“I was supposed to do something constructive for some kind of entertainment get-together. I played You're Gonna Miss Me, We Sell Soul [which became a smalltime regional hit with his first band, the Spades] and a song by Bo Diddley, If I Could Live My Life All Over Again.”
Inspired by the young Rolling Stones, Yardbirds and other British acts he'd heard on local radio, You're Gonna Miss Me – as recorded with the 13th Floor Elevators – opens with an astonishing scream and sounds like one take from a band desperate to give their all on this one shot . . . and Erickson also telling the girl who walked away that she was very wrong.
“It wasn't really about somebody in particular, it was just a thought I had that I was trying to write some suspicious and mysterious song, a fearful song like 'you're gonna find out that I was thinking about that someone'. But I would never leave my wife, “ he laughs.
Persuaded to quit the Spades and join the Elevators by self-styled LSD advocate and philosophy student Tommy Hall (who played jug in the Elevators), Erickson and the band became notorious for their drug intake. Hall insisted the take LSD before each performance, and it took its toll on the young Erickson which eventually lead him to Rusk Hospital.
Despite the company he kept there, he says he didn't feel in any danger: “They were just casual and easy-going and had contact with the main and constructive world to make sure there wasn't anything strange going on.”
During that time he wrote and recorded on a cheap tape machine, fragments of that time turning up on the exceptional 2010 album True Love Cast Out All Evil helmed by Will Sheff of the Austin-based band Okkervil River.
On the album, Erickson's voice is as strong and as expressive as ever, there are heartbreaking pieces from the Rusk period like Please Judge (“don't send or keep that boy away”), many with autobiographical elements (Goodbye Sweet Dreams) and some steeped in religion (Devotional Number One, the title song, God is Everywhere).
“I did play my guitar and wrote all the time in there. I've got a big book of poetry, literature, and I have it in book form and a lot of copies. There is going to be a book coming out, they may have already done that.
“My mother suggested would I like to write a song out of the Bible and I said, 'Sure that's no trouble'.”
The amiable Erickson sounds like little would be much trouble to him, he is happy in their new house where he has room with two organs in it and the cartoon channels on his television.
But frequently something warps between the question asked and the answer coming back. He says he doesn't listen to much of his own music (except You're Gonna Miss Me and their psychedelic classic Reverbaration [sic] “which has a lot of guitar flashbacks”) and is confused when I mention True Love Cast Out All Evil (only to later tell me he has done an album with Okkervil River and do I know it).
Put it to him that too many people know the Roky story and not enough know the music and things warp again.

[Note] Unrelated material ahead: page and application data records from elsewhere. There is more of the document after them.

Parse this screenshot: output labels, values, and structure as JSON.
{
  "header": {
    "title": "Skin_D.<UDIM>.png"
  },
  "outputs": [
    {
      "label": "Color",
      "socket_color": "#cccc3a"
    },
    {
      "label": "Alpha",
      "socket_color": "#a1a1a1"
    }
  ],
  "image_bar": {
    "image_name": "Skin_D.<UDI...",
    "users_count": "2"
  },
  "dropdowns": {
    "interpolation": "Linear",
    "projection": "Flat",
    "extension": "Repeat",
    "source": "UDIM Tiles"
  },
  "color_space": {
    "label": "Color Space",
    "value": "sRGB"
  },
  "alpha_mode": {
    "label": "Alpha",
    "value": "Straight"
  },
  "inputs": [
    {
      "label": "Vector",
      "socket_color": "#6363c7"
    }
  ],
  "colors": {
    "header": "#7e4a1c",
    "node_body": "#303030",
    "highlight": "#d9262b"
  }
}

“That could be a constructive idea, I like that idea and that's a very helpful thing to say. I can see how a very good friend would suggest that, and that would be a very constructive thing to hear about and understand.”
Make what you will of that, but over time the Roky Erickson story has distilled down to a few, mostly inaccurate, paragraphs.
But his songs – from the timeless, youthful enthusiasm of You're Gonna Miss Me to that extraordinary music on True Love Cast Out All Evil – have become more and more important.
For other articles in the series of strange characters in music, WE NEED TO TALK ABOUT . . . go here.